Data listing.

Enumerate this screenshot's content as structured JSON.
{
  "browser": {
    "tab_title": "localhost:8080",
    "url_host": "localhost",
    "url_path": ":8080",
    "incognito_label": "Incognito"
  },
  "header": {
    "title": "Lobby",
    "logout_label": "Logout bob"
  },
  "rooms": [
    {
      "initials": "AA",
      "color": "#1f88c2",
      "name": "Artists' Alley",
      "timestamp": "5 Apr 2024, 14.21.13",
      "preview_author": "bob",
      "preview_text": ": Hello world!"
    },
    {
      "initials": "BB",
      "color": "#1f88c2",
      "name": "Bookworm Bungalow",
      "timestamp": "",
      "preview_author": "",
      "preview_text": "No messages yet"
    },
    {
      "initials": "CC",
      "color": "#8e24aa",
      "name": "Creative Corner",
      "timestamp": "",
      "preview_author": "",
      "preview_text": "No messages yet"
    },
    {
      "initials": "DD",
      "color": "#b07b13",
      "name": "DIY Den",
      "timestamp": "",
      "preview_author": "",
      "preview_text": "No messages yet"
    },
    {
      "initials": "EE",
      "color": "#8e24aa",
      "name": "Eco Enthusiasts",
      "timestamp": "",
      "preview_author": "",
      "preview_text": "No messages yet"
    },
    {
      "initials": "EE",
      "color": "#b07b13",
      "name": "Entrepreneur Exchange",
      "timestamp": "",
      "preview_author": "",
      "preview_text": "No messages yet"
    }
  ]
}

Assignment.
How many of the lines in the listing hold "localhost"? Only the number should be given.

Answer space.
2